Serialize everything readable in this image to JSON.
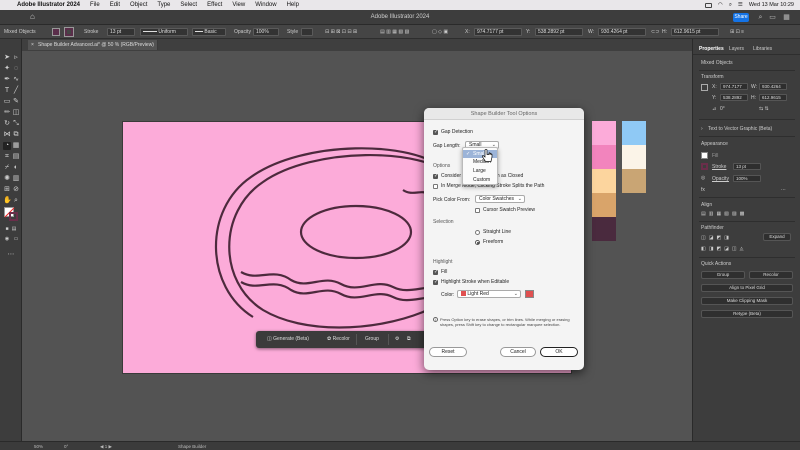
{
  "menubar": {
    "app_name": "Adobe Illustrator 2024",
    "menus": [
      "File",
      "Edit",
      "Object",
      "Type",
      "Select",
      "Effect",
      "View",
      "Window",
      "Help"
    ],
    "datetime": "Wed 13 Mar  10:29"
  },
  "titlebar": {
    "title": "Adobe Illustrator 2024",
    "share_label": "Share"
  },
  "controlbar": {
    "selection_label": "Mixed Objects",
    "stroke_label": "Stroke",
    "stroke_value": "13 pt",
    "profile_value": "Uniform",
    "brush_value": "Basic",
    "opacity_label": "Opacity",
    "opacity_value": "100%",
    "style_label": "Style",
    "x_value": "974.7177 pt",
    "y_value": "538.2892 pt",
    "w_value": "930.4264 pt",
    "h_value": "612.9615 pt"
  },
  "doctab": {
    "label": "Shape Builder Advanced.ai* @ 50 % (RGB/Preview)"
  },
  "colors": {
    "artboard": "#fcabd9",
    "donut_stroke": "#4d2a3d",
    "palette_col1": [
      "#fcabd9",
      "#f284bd",
      "#fcd59e",
      "#d9a46a",
      "#4a2a3e"
    ],
    "palette_col2": [
      "#8fc9f5",
      "#fbf4e8",
      "#c9a574"
    ],
    "accent": "#1473e6"
  },
  "taskbar": {
    "generate_label": "Generate (Beta)",
    "recolor_label": "Recolor",
    "group_label": "Group"
  },
  "panel": {
    "tabs": [
      "Properties",
      "Layers",
      "Libraries"
    ],
    "selection_label": "Mixed Objects",
    "transform_label": "Transform",
    "x_label": "X:",
    "x_value": "974.7177",
    "y_label": "Y:",
    "y_value": "538.2892",
    "w_label": "W:",
    "w_value": "930.4264",
    "h_label": "H:",
    "h_value": "612.9615",
    "angle_value": "0°",
    "text_to_vector": "Text to Vector Graphic (Beta)",
    "appearance_label": "Appearance",
    "fill_label": "Fill",
    "stroke_label": "Stroke",
    "stroke_value": "13 pt",
    "opacity_label": "Opacity",
    "opacity_value": "100%",
    "align_label": "Align",
    "pathfinder_label": "Pathfinder",
    "expand_label": "Expand",
    "quick_actions_label": "Quick Actions",
    "group_btn": "Group",
    "recolor_btn": "Recolor",
    "align_pixel_btn": "Align to Pixel Grid",
    "clipping_btn": "Make Clipping Mask",
    "retype_btn": "Retype (Beta)"
  },
  "statusbar": {
    "zoom": "50%",
    "angle": "0°",
    "tool": "Shape Builder"
  },
  "dialog": {
    "title": "Shape Builder Tool Options",
    "gap_detection": "Gap Detection",
    "gap_length_label": "Gap Length:",
    "gap_length_value": "Small",
    "options_label": "Options",
    "consider_label": "Consider Open Filled Path as Closed",
    "merge_label": "In Merge Mode, Clicking Stroke Splits the Path",
    "pick_color_label": "Pick Color From:",
    "pick_color_value": "Color Swatches",
    "cursor_swatch_label": "Cursor Swatch Preview",
    "selection_label": "Selection",
    "straight_line_label": "Straight Line",
    "freeform_label": "Freeform",
    "highlight_label": "Highlight",
    "fill_label": "Fill",
    "highlight_stroke_label": "Highlight Stroke when Editable",
    "color_label": "Color:",
    "color_value": "Light Red",
    "note": "Press Option key to erase shapes, or trim lines. While merging or erasing shapes, press Shift key to change to rectangular marquee selection.",
    "reset_label": "Reset",
    "cancel_label": "Cancel",
    "ok_label": "OK"
  },
  "gap_popup": {
    "options": [
      "Small",
      "Medium",
      "Large",
      "Custom"
    ],
    "selected": "Small"
  }
}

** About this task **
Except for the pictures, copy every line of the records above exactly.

** Output of the task **
Serialize everything readable in this image to JSON.
{
  "menubar": {
    "app_name": "Adobe Illustrator 2024",
    "menus": [
      "File",
      "Edit",
      "Object",
      "Type",
      "Select",
      "Effect",
      "View",
      "Window",
      "Help"
    ],
    "datetime": "Wed 13 Mar  10:29"
  },
  "titlebar": {
    "title": "Adobe Illustrator 2024",
    "share_label": "Share"
  },
  "controlbar": {
    "selection_label": "Mixed Objects",
    "stroke_label": "Stroke",
    "stroke_value": "13 pt",
    "profile_value": "Uniform",
    "brush_value": "Basic",
    "opacity_label": "Opacity",
    "opacity_value": "100%",
    "style_label": "Style",
    "x_value": "974.7177 pt",
    "y_value": "538.2892 pt",
    "w_value": "930.4264 pt",
    "h_value": "612.9615 pt"
  },
  "doctab": {
    "label": "Shape Builder Advanced.ai* @ 50 % (RGB/Preview)"
  },
  "colors": {
    "artboard": "#fcabd9",
    "donut_stroke": "#4d2a3d",
    "palette_col1": [
      "#fcabd9",
      "#f284bd",
      "#fcd59e",
      "#d9a46a",
      "#4a2a3e"
    ],
    "palette_col2": [
      "#8fc9f5",
      "#fbf4e8",
      "#c9a574"
    ],
    "accent": "#1473e6"
  },
  "taskbar": {
    "generate_label": "Generate (Beta)",
    "recolor_label": "Recolor",
    "group_label": "Group"
  },
  "panel": {
    "tabs": [
      "Properties",
      "Layers",
      "Libraries"
    ],
    "selection_label": "Mixed Objects",
    "transform_label": "Transform",
    "x_label": "X:",
    "x_value": "974.7177",
    "y_label": "Y:",
    "y_value": "538.2892",
    "w_label": "W:",
    "w_value": "930.4264",
    "h_label": "H:",
    "h_value": "612.9615",
    "angle_value": "0°",
    "text_to_vector": "Text to Vector Graphic (Beta)",
    "appearance_label": "Appearance",
    "fill_label": "Fill",
    "stroke_label": "Stroke",
    "stroke_value": "13 pt",
    "opacity_label": "Opacity",
    "opacity_value": "100%",
    "align_label": "Align",
    "pathfinder_label": "Pathfinder",
    "expand_label": "Expand",
    "quick_actions_label": "Quick Actions",
    "group_btn": "Group",
    "recolor_btn": "Recolor",
    "align_pixel_btn": "Align to Pixel Grid",
    "clipping_btn": "Make Clipping Mask",
    "retype_btn": "Retype (Beta)"
  },
  "statusbar": {
    "zoom": "50%",
    "angle": "0°",
    "tool": "Shape Builder"
  },
  "dialog": {
    "title": "Shape Builder Tool Options",
    "gap_detection": "Gap Detection",
    "gap_length_label": "Gap Length:",
    "gap_length_value": "Small",
    "options_label": "Options",
    "consider_label": "Consider Open Filled Path as Closed",
    "merge_label": "In Merge Mode, Clicking Stroke Splits the Path",
    "pick_color_label": "Pick Color From:",
    "pick_color_value": "Color Swatches",
    "cursor_swatch_label": "Cursor Swatch Preview",
    "selection_label": "Selection",
    "straight_line_label": "Straight Line",
    "freeform_label": "Freeform",
    "highlight_label": "Highlight",
    "fill_label": "Fill",
    "highlight_stroke_label": "Highlight Stroke when Editable",
    "color_label": "Color:",
    "color_value": "Light Red",
    "note": "Press Option key to erase shapes, or trim lines. While merging or erasing shapes, press Shift key to change to rectangular marquee selection.",
    "reset_label": "Reset",
    "cancel_label": "Cancel",
    "ok_label": "OK"
  },
  "gap_popup": {
    "options": [
      "Small",
      "Medium",
      "Large",
      "Custom"
    ],
    "selected": "Small"
  }
}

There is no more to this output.